12 June 2011

Photoshop Elements Custom Photo Size Tutorial

Okay so, every time I print custom sized photos I am always asked, “how did you get that size printed”… well it’s hard to explain to someone right then and there. So, I thought I would give everyone a quick tutorial on how I do it.


Currently I am using Photoshop Elements {PSE} 6.0 as my photo editing software. There are newer versions of PSE out there, but I am totally in tune with this particular program & it does everything I currently need it to do.

Okay let’s start this tutorial!

Here’s what my window looks like as soon as I open my program:

1st of PSE tutorial

First thing I’m going to do is choose my photograph that I want to edit and print at a custom size… I’m going to use this photo of my husband chowing down on his VERY FIRST po-boy in NOLA:


Before I edit any photos I make sure to save a new COPY of the photo, so that I don’t lose my original photo!! This is VERY IMPORTANT!

Now it’s time to edit it. I get all of my FREE PSE Actions from Pioneer Woman*, I use both Set 1 & 2 often, the actions are beautiful and they print so amazingly.

*{You can go to her website to download the actions and for the link to the tutorial on how to install them on your computer!}
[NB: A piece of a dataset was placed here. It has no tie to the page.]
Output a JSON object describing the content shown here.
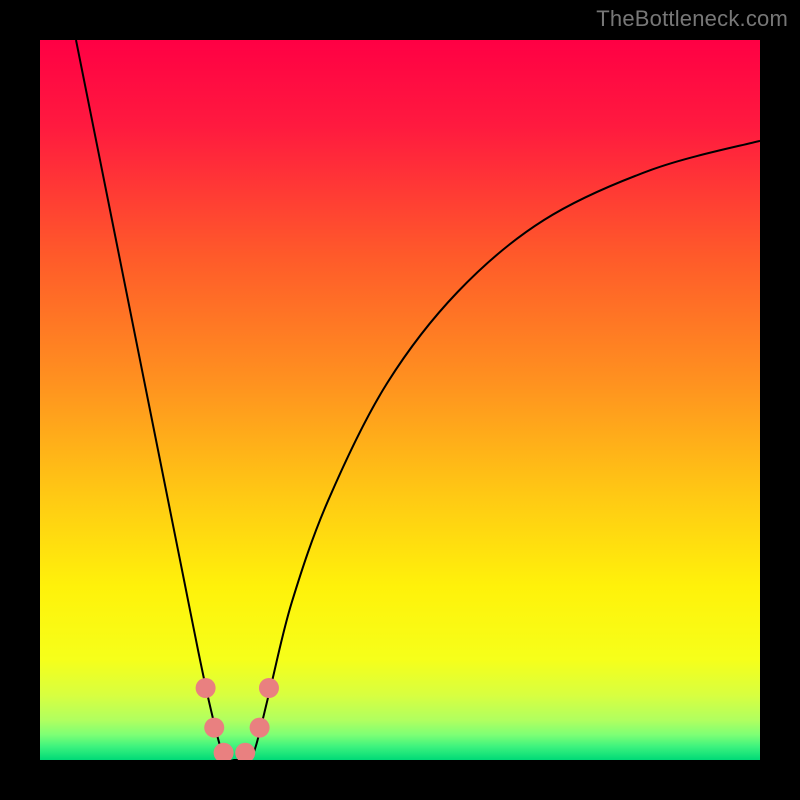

First I’m going to show you my Palette Bin, this is where you keep track of all the editing you do to your photos.


*click on the photo to see it larger

I love for my photos to have a slightly vintage feel, especially the photos form our trip to NOLA. So the 2 actions I chose to use were:

1. Dim the Lights @ 45% opacity

2. Seventies @ 62% opacity

Here’s what the Layers Palette looks like when you have actions on you photo:


*notice how I change the opacity for Dim the Lights to 45%

The order you do your actions in will change the way your photo looks as well. I preferred having Dim the Lights before my Seventies action.

{also if you don’t like the way an action makes your photo look you do not have to completely scrap your project, just drag the action into the trash bin just over the layers in the Layers Palette}

In order to crop the photo properly you must merge all the layers together. To do this all you have to do is Right-Click on any of the layers and a little menu pops up, choose Merge all visible layers and ta-da you have 1 layer again with all of your edits on it!

Next we are going to use the crop tool in order to crop our photo from the original our of camera size to the custom size we want to print!

Here’s a looksy at the tool bar on my left:


I’m going to be using the Crop Tool in order to crop my photo to a custom size.


This is what the top Tool Bar looks like when you have the Crop Tool open.

As you can tell from the photo, I have my Aspect Ration set to custom and I put in the values I want to for the Width & Height of my photo. In this example I am cropping my photo to 3X4, this size photo will fit great on a 4X6 canvas which we will get to later!

The important thing here is that your Resolution is set to 300 Pixels/Inch! This is a great printing resolution.

Okay, so once you have decided on your size, you just need to draw a box on your photo.


In this photo you can see that I have a Marquee Box inside of my photo. This is showing me where my photo will be cropped. You can drag the corners and move it around from the center to get it positioned just right. After you are happy with where your photo will crop, click the green check mark.

Now in order to print this custom print at a local lab or an online photo printer you need to put your custom sized photo on a standard sized canvas. Standard sizes being, 4X6, 5X7, 8X10, etc.

My photo will fit on a 4X6 canvas, so that is what size I’m going to work with.

First you need to create a new canvas, by clicking File, New, Blank File. A window will pop up that looks like this:


Choose the size of your canvas by typing in the Width & Height, and make sure that the Resolution is again at 300 P/I.

Once it opens double click on your photo in the project bin just below where you work. Then drag your photo to the new canvas within the Project Bin and it will copy it right into the center.


This what mine looks like. Now all you have to do is save it. I usually save inside a separate Photo Folder that I call Prints. This keeps all the custom sized photos in one place and I know right where to look when I’m ready to send them to my local lab.


Make sure when you save that your File Type is a Jpeg and not a PSD, local labs cannot print PSD files.

That’s pretty much it. This works so good for square photos as well, here’s an example of my finished print file of some square photos:


Here my photos are 1.5X1.5, perfect for a mini book page with lots of photos!


I hope you enjoyed this tutorial. If there is anything that you would like for me to show you, leave me a comment!